Would you copy out each line of the records below that includes the word "scroll"?

*** Given data

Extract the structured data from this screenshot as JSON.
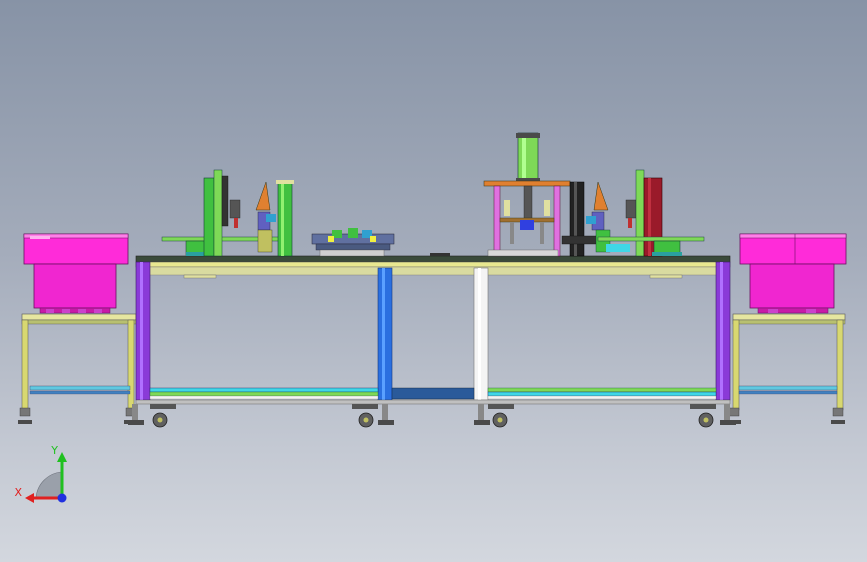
{
  "viewport": {
    "background_top": "#8793a6",
    "background_bottom": "#d3d7de"
  },
  "triad": {
    "x_label": "X",
    "y_label": "Y",
    "x_color": "#e02020",
    "y_color": "#20c020",
    "z_color": "#2030e0"
  },
  "colors": {
    "feeder_bowl": "#ff2bd9",
    "feeder_bowl_dark": "#c81aa8",
    "frame_green": "#7ed957",
    "frame_blue": "#2a6fe0",
    "frame_purple": "#8a3ad8",
    "frame_cyan": "#3fd7e6",
    "frame_white": "#f4f4f4",
    "table_top": "#e8e890",
    "press_orange": "#e08030",
    "press_pink": "#e070e0",
    "station_red": "#c03030",
    "station_green": "#40c040"
  }
}
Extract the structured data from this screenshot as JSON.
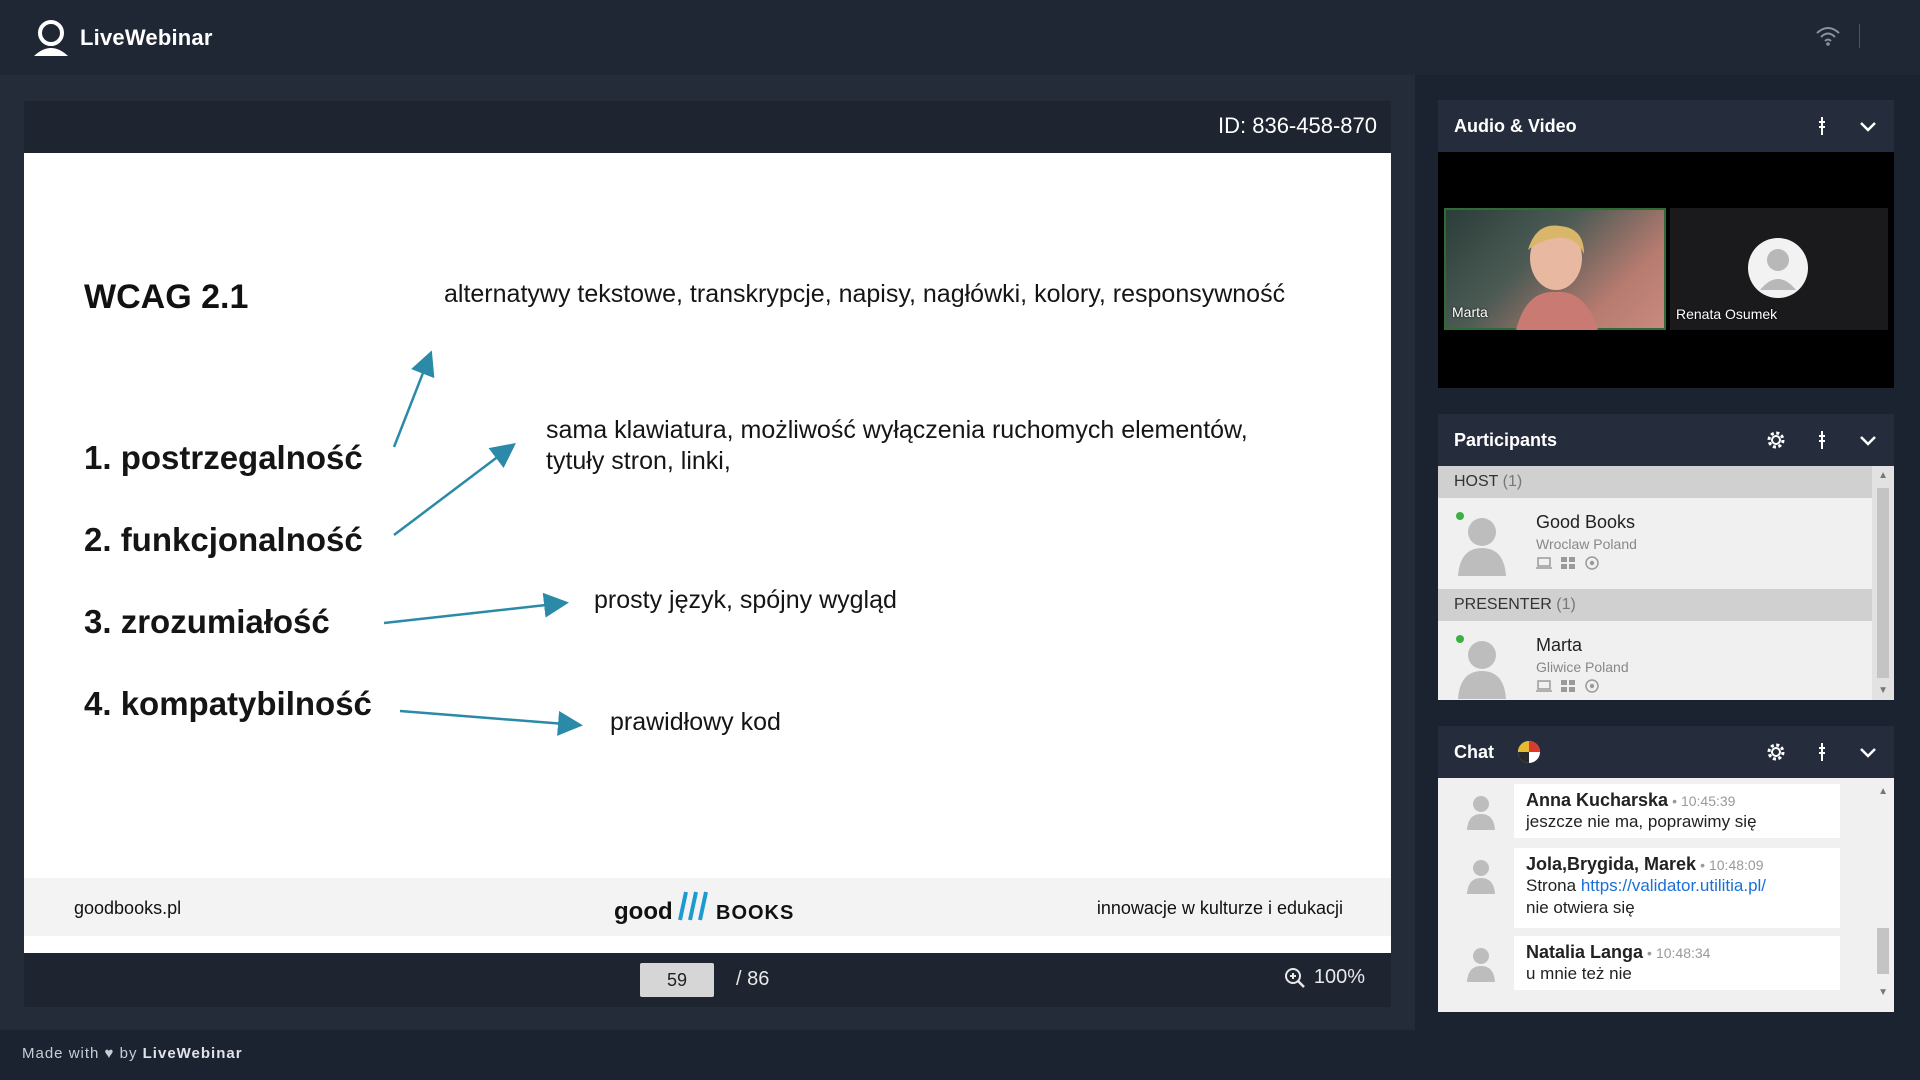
{
  "app": {
    "name": "LiveWebinar"
  },
  "presentation": {
    "meeting_id": "ID: 836-458-870",
    "slide": {
      "title": "WCAG 2.1",
      "principles": [
        "1. postrzegalność",
        "2. funkcjonalność",
        "3. zrozumiałość",
        "4. kompatybilność"
      ],
      "texts": {
        "perceivable": "alternatywy tekstowe, transkrypcje, napisy, nagłówki, kolory, responsywność",
        "operable_line1": "sama klawiatura, możliwość wyłączenia ruchomych elementów,",
        "operable_line2": "tytuły stron, linki,",
        "understandable": "prosty język, spójny wygląd",
        "robust": "prawidłowy kod"
      },
      "footer": {
        "left": "goodbooks.pl",
        "logo_left": "good",
        "logo_right": "books",
        "right": "innowacje w kulturze i edukacji"
      }
    },
    "controls": {
      "page": "59",
      "total": "/ 86",
      "zoom": "100%",
      "zoom_icon": "zoom-in-icon"
    }
  },
  "audio_video": {
    "title": "Audio & Video",
    "tiles": [
      {
        "name": "Marta"
      },
      {
        "name": "Renata Osumek"
      }
    ]
  },
  "participants": {
    "title": "Participants",
    "groups": [
      {
        "label": "HOST",
        "count": "(1)",
        "person": {
          "name": "Good Books",
          "location": "Wroclaw Poland"
        }
      },
      {
        "label": "PRESENTER",
        "count": "(1)",
        "person": {
          "name": "Marta",
          "location": "Gliwice Poland"
        }
      }
    ]
  },
  "chat": {
    "title": "Chat",
    "messages": [
      {
        "author": "Anna Kucharska",
        "time": "10:45:39",
        "text": "jeszcze nie ma, poprawimy się"
      },
      {
        "author": "Jola,Brygida, Marek",
        "time": "10:48:09",
        "prefix": "Strona",
        "link": "https://validator.utilitia.pl/",
        "text": "nie otwiera się"
      },
      {
        "author": "Natalia Langa",
        "time": "10:48:34",
        "text": "u mnie też nie"
      }
    ]
  },
  "footer": {
    "made_with": "Made with",
    "by": "by",
    "brand": "LiveWebinar"
  },
  "colors": {
    "accent_arrow": "#2a8aa8",
    "online": "#3cb043",
    "link": "#1a6fd6"
  }
}
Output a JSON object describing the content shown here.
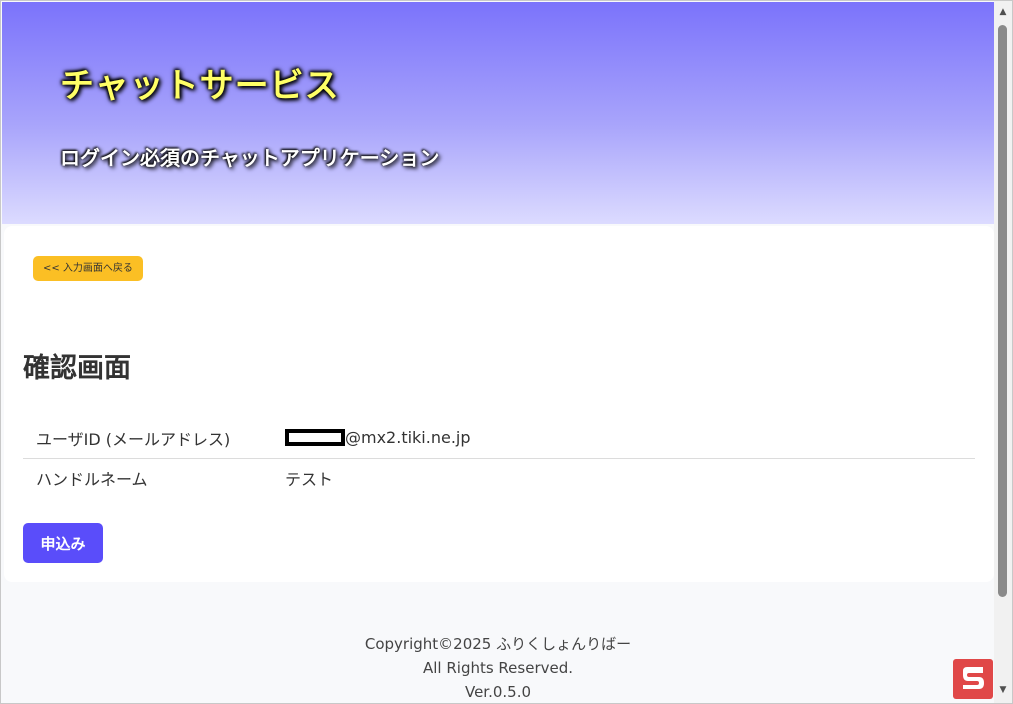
{
  "header": {
    "title": "チャットサービス",
    "subtitle": "ログイン必須のチャットアプリケーション"
  },
  "actions": {
    "back_label": "<< 入力画面へ戻る",
    "submit_label": "申込み"
  },
  "main": {
    "page_title": "確認画面",
    "rows": [
      {
        "label": "ユーザID (メールアドレス)",
        "value": "@mx2.tiki.ne.jp"
      },
      {
        "label": "ハンドルネーム",
        "value": "テスト"
      }
    ]
  },
  "footer": {
    "copyright": "Copyright©2025 ふりくしょんりばー",
    "rights": "All Rights Reserved.",
    "version": "Ver.0.5.0"
  },
  "colors": {
    "header_top": "#7b73fb",
    "title_text": "#ffff66",
    "back_button": "#fbbf24",
    "submit_button": "#5a4dfa"
  },
  "icons": {
    "scroll_up": "scroll-up-arrow-icon",
    "scroll_down": "scroll-down-arrow-icon",
    "app": "app-logo-icon"
  }
}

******

Exercise response -
    "scroll_up": "scroll-up-arrow-icon",
    "scroll_down": "scroll-down-arrow-icon",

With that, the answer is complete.